Research out of the Institut National de la Recherche Scientifique (INRS) has yielded a novel micro-supercapacitor that has reportedly reached an energy density 1,000 times greater than current electrochemical capacitors.
This unmatched energy storage performance was made possible through a new electrode, producing density levels comparable to that of current lithium-ion micro-batteries.
Applications of this new technology could range from small electronics to autonomous sensor networks, opening the door to better water quality and air pollution monitoring.
“The extent of the electrode’s surface and the presence of pores of various sizes are key to a large storage capacity. We designed this new 3D electrode using an electrochemical process to synthesize a very porous gold structure. Ruthenium oxide, a pseudocapacitative material featuring high electrical conductivity and very good cyclability, was then inserted into the structure, resulting in unsurpassed energy density.
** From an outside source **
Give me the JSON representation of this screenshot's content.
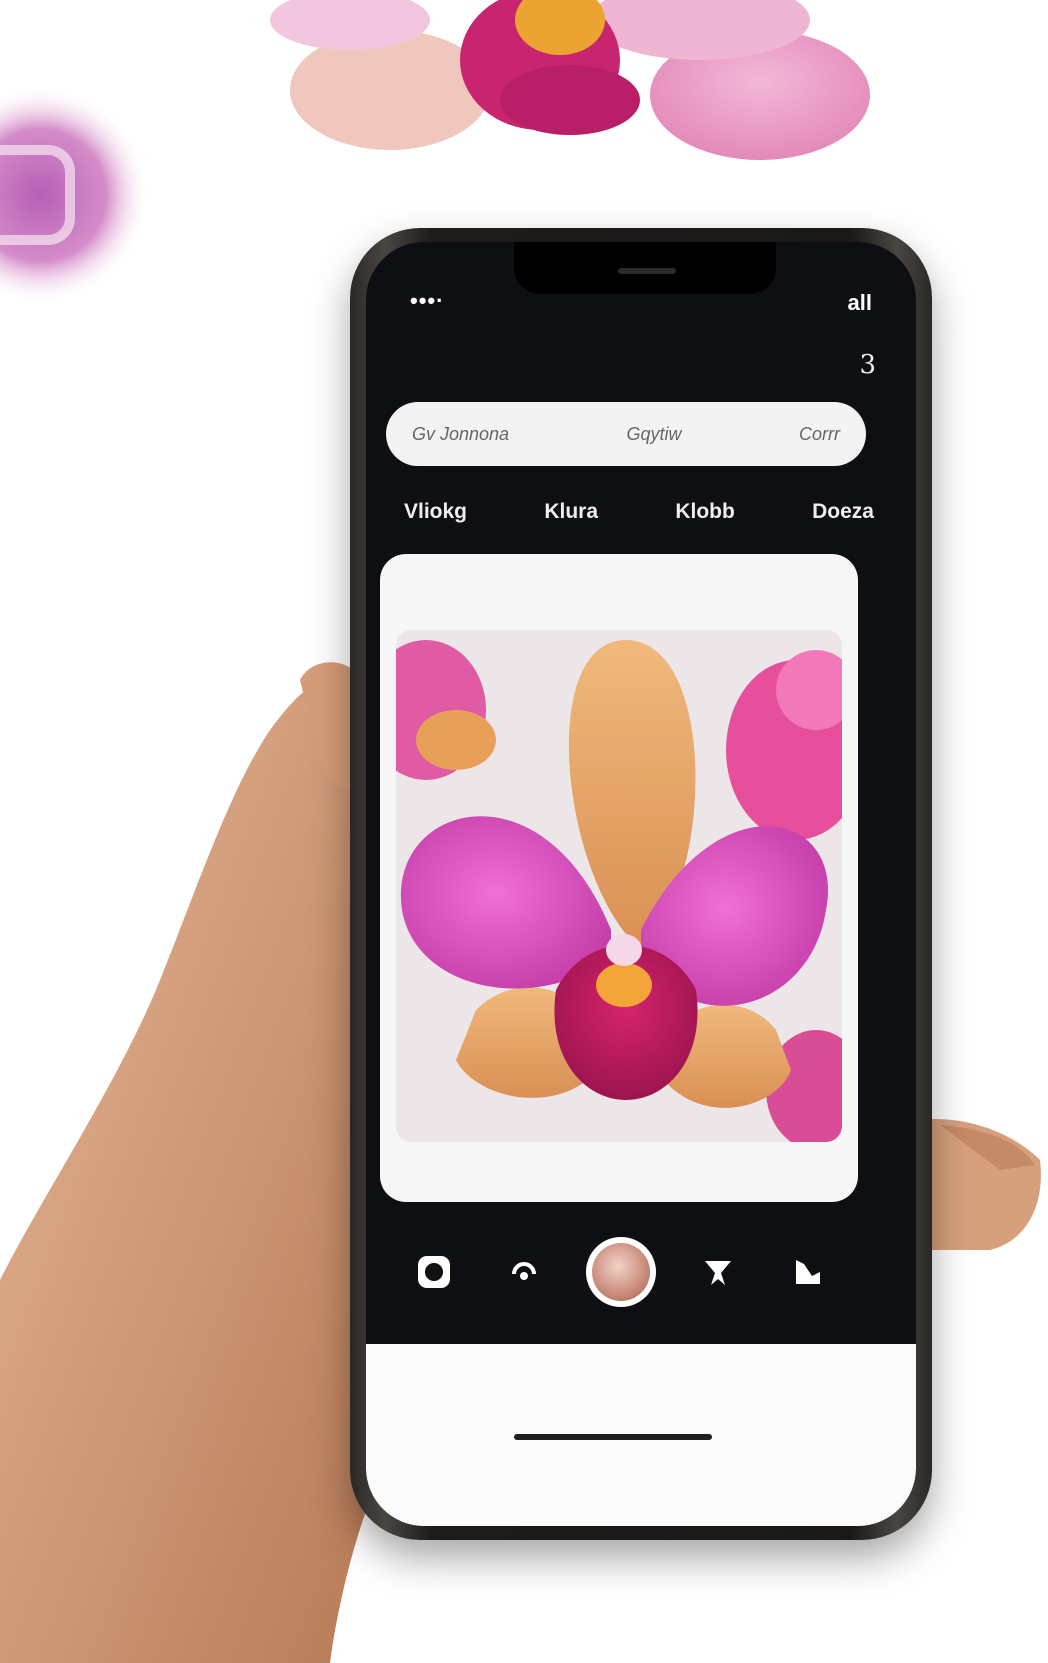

For this type of application, component sizes are reduced to a few square millimeters, making it possible to use such expensive materials,” said Daniel Guay, ECS member and co-author of the study.